Karawhiua!!! Tuku mai tāu tuhituhi, māu te whiti tuarima pea?
Ānei te pakiwaitara ……
Kua horoia ngā rīhi, ka paoho mai te pouaka whakaata, “I tēnei wā ka huri ki ngā matapae huarere mō āpōpō, tērā te whakatūpato a Te Ratonga Tirorangi, he āwhā, he hau āwhiwhio …” Kātahi ka weto te pouaka whakaata! Ka weto ngā raiti o te whare! Kua pō uriuri.
Ngaro hirea ana nga tangi o te ao. Matapiko ana te hau awhiowhio i waho, ka tau. PAKO! Keko ana te tiro a Pita i te aro pena o te hitawe. Ka taka te mahana o te whare, kui ana te hau o roto. Pakaru ana tana hamuti i te kitenga o te atarangi a tana Kuia.
E kui, kaua koe e whakapupuni atu i ngā kokonga o te whare, i whakaaro au ko koe tētahi tangata kōhuru, tata au ki te tioro. Ka kata pai te kuia, ānei te rama e Makere, tērā pea mēnā ka kite koe i tētahi tangata kōhuru, karanga mai, mā tāua ia e whakarau!
I roto i te matapihi i kitea i tetahi tangata kohuru pera ki nga korero ta kui, “E KUI, E KUI, HAERE MAI!!” I ohorere te tangata engari i haere tonu ki roto i te matapihi ki te tikina i ahau engari ara a kui e patua ana i te tane me tona peke, ka tangohia ia i tona huna kanohi a ka ki ia “Nau tenei whare?” ka whaka utu a kui “ae haere atu kaore koe ka noho ki konei inaeanei!!” ka tiro te tane ki ahau,a, ka patai ia ” He aha tou ingoa e tama?” Kaore ahau ka taea te whakautu, kaore toku waha ka whakae moku ki te whakaputa toku ingoa ki tenei tane.
“Makere, tiki i taku waea pukoro, waea atu ki te pirihimana. Māku teēnei tangata e wepua… INAIANEI HAERE!”
Ka oma atu a Makere. Ka hikoi taumaha mai tēnei tangata nui, weriweri ki ahau….”Auē e tama, me pēhea koe e taieritanga i ahau”

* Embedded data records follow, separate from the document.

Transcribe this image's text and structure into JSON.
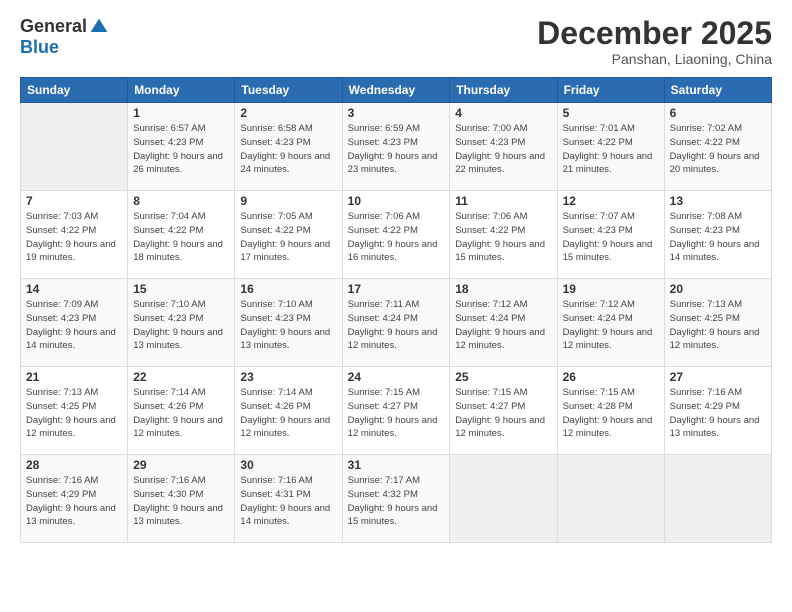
{
  "logo": {
    "general": "General",
    "blue": "Blue"
  },
  "header": {
    "month": "December 2025",
    "location": "Panshan, Liaoning, China"
  },
  "days_of_week": [
    "Sunday",
    "Monday",
    "Tuesday",
    "Wednesday",
    "Thursday",
    "Friday",
    "Saturday"
  ],
  "weeks": [
    [
      {
        "day": "",
        "sunrise": "",
        "sunset": "",
        "daylight": ""
      },
      {
        "day": "1",
        "sunrise": "Sunrise: 6:57 AM",
        "sunset": "Sunset: 4:23 PM",
        "daylight": "Daylight: 9 hours and 26 minutes."
      },
      {
        "day": "2",
        "sunrise": "Sunrise: 6:58 AM",
        "sunset": "Sunset: 4:23 PM",
        "daylight": "Daylight: 9 hours and 24 minutes."
      },
      {
        "day": "3",
        "sunrise": "Sunrise: 6:59 AM",
        "sunset": "Sunset: 4:23 PM",
        "daylight": "Daylight: 9 hours and 23 minutes."
      },
      {
        "day": "4",
        "sunrise": "Sunrise: 7:00 AM",
        "sunset": "Sunset: 4:23 PM",
        "daylight": "Daylight: 9 hours and 22 minutes."
      },
      {
        "day": "5",
        "sunrise": "Sunrise: 7:01 AM",
        "sunset": "Sunset: 4:22 PM",
        "daylight": "Daylight: 9 hours and 21 minutes."
      },
      {
        "day": "6",
        "sunrise": "Sunrise: 7:02 AM",
        "sunset": "Sunset: 4:22 PM",
        "daylight": "Daylight: 9 hours and 20 minutes."
      }
    ],
    [
      {
        "day": "7",
        "sunrise": "Sunrise: 7:03 AM",
        "sunset": "Sunset: 4:22 PM",
        "daylight": "Daylight: 9 hours and 19 minutes."
      },
      {
        "day": "8",
        "sunrise": "Sunrise: 7:04 AM",
        "sunset": "Sunset: 4:22 PM",
        "daylight": "Daylight: 9 hours and 18 minutes."
      },
      {
        "day": "9",
        "sunrise": "Sunrise: 7:05 AM",
        "sunset": "Sunset: 4:22 PM",
        "daylight": "Daylight: 9 hours and 17 minutes."
      },
      {
        "day": "10",
        "sunrise": "Sunrise: 7:06 AM",
        "sunset": "Sunset: 4:22 PM",
        "daylight": "Daylight: 9 hours and 16 minutes."
      },
      {
        "day": "11",
        "sunrise": "Sunrise: 7:06 AM",
        "sunset": "Sunset: 4:22 PM",
        "daylight": "Daylight: 9 hours and 15 minutes."
      },
      {
        "day": "12",
        "sunrise": "Sunrise: 7:07 AM",
        "sunset": "Sunset: 4:23 PM",
        "daylight": "Daylight: 9 hours and 15 minutes."
      },
      {
        "day": "13",
        "sunrise": "Sunrise: 7:08 AM",
        "sunset": "Sunset: 4:23 PM",
        "daylight": "Daylight: 9 hours and 14 minutes."
      }
    ],
    [
      {
        "day": "14",
        "sunrise": "Sunrise: 7:09 AM",
        "sunset": "Sunset: 4:23 PM",
        "daylight": "Daylight: 9 hours and 14 minutes."
      },
      {
        "day": "15",
        "sunrise": "Sunrise: 7:10 AM",
        "sunset": "Sunset: 4:23 PM",
        "daylight": "Daylight: 9 hours and 13 minutes."
      },
      {
        "day": "16",
        "sunrise": "Sunrise: 7:10 AM",
        "sunset": "Sunset: 4:23 PM",
        "daylight": "Daylight: 9 hours and 13 minutes."
      },
      {
        "day": "17",
        "sunrise": "Sunrise: 7:11 AM",
        "sunset": "Sunset: 4:24 PM",
        "daylight": "Daylight: 9 hours and 12 minutes."
      },
      {
        "day": "18",
        "sunrise": "Sunrise: 7:12 AM",
        "sunset": "Sunset: 4:24 PM",
        "daylight": "Daylight: 9 hours and 12 minutes."
      },
      {
        "day": "19",
        "sunrise": "Sunrise: 7:12 AM",
        "sunset": "Sunset: 4:24 PM",
        "daylight": "Daylight: 9 hours and 12 minutes."
      },
      {
        "day": "20",
        "sunrise": "Sunrise: 7:13 AM",
        "sunset": "Sunset: 4:25 PM",
        "daylight": "Daylight: 9 hours and 12 minutes."
      }
    ],
    [
      {
        "day": "21",
        "sunrise": "Sunrise: 7:13 AM",
        "sunset": "Sunset: 4:25 PM",
        "daylight": "Daylight: 9 hours and 12 minutes."
      },
      {
        "day": "22",
        "sunrise": "Sunrise: 7:14 AM",
        "sunset": "Sunset: 4:26 PM",
        "daylight": "Daylight: 9 hours and 12 minutes."
      },
      {
        "day": "23",
        "sunrise": "Sunrise: 7:14 AM",
        "sunset": "Sunset: 4:26 PM",
        "daylight": "Daylight: 9 hours and 12 minutes."
      },
      {
        "day": "24",
        "sunrise": "Sunrise: 7:15 AM",
        "sunset": "Sunset: 4:27 PM",
        "daylight": "Daylight: 9 hours and 12 minutes."
      },
      {
        "day": "25",
        "sunrise": "Sunrise: 7:15 AM",
        "sunset": "Sunset: 4:27 PM",
        "daylight": "Daylight: 9 hours and 12 minutes."
      },
      {
        "day": "26",
        "sunrise": "Sunrise: 7:15 AM",
        "sunset": "Sunset: 4:28 PM",
        "daylight": "Daylight: 9 hours and 12 minutes."
      },
      {
        "day": "27",
        "sunrise": "Sunrise: 7:16 AM",
        "sunset": "Sunset: 4:29 PM",
        "daylight": "Daylight: 9 hours and 13 minutes."
      }
    ],
    [
      {
        "day": "28",
        "sunrise": "Sunrise: 7:16 AM",
        "sunset": "Sunset: 4:29 PM",
        "daylight": "Daylight: 9 hours and 13 minutes."
      },
      {
        "day": "29",
        "sunrise": "Sunrise: 7:16 AM",
        "sunset": "Sunset: 4:30 PM",
        "daylight": "Daylight: 9 hours and 13 minutes."
      },
      {
        "day": "30",
        "sunrise": "Sunrise: 7:16 AM",
        "sunset": "Sunset: 4:31 PM",
        "daylight": "Daylight: 9 hours and 14 minutes."
      },
      {
        "day": "31",
        "sunrise": "Sunrise: 7:17 AM",
        "sunset": "Sunset: 4:32 PM",
        "daylight": "Daylight: 9 hours and 15 minutes."
      },
      {
        "day": "",
        "sunrise": "",
        "sunset": "",
        "daylight": ""
      },
      {
        "day": "",
        "sunrise": "",
        "sunset": "",
        "daylight": ""
      },
      {
        "day": "",
        "sunrise": "",
        "sunset": "",
        "daylight": ""
      }
    ]
  ]
}
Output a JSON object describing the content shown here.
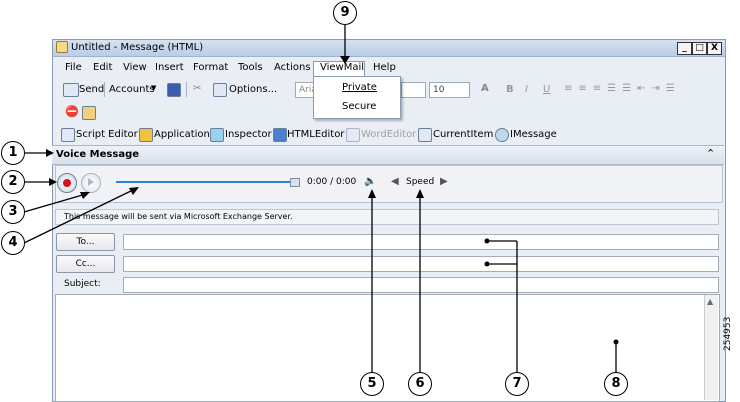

Ka hikina ia i ahau ma taku korokoro…”HA HA HAAAAA, KUA ROA TE WA I TATARI AHAU MO TENEI WA TONU. KUA MATE KATOA TOKU WHANAU, ATU I A KOE….PITA!
“K – Ko wai koe, p-pehea koe mohio a-ai I ahau?’’ te pakaru haere o toku reo
“E Pita, ko koe taku tama, ko au….to Papa!”
“PITA PITA, KARE TE WAEA E KA ANA, KARE TONA HIKO….”
…….ka aha ināianei?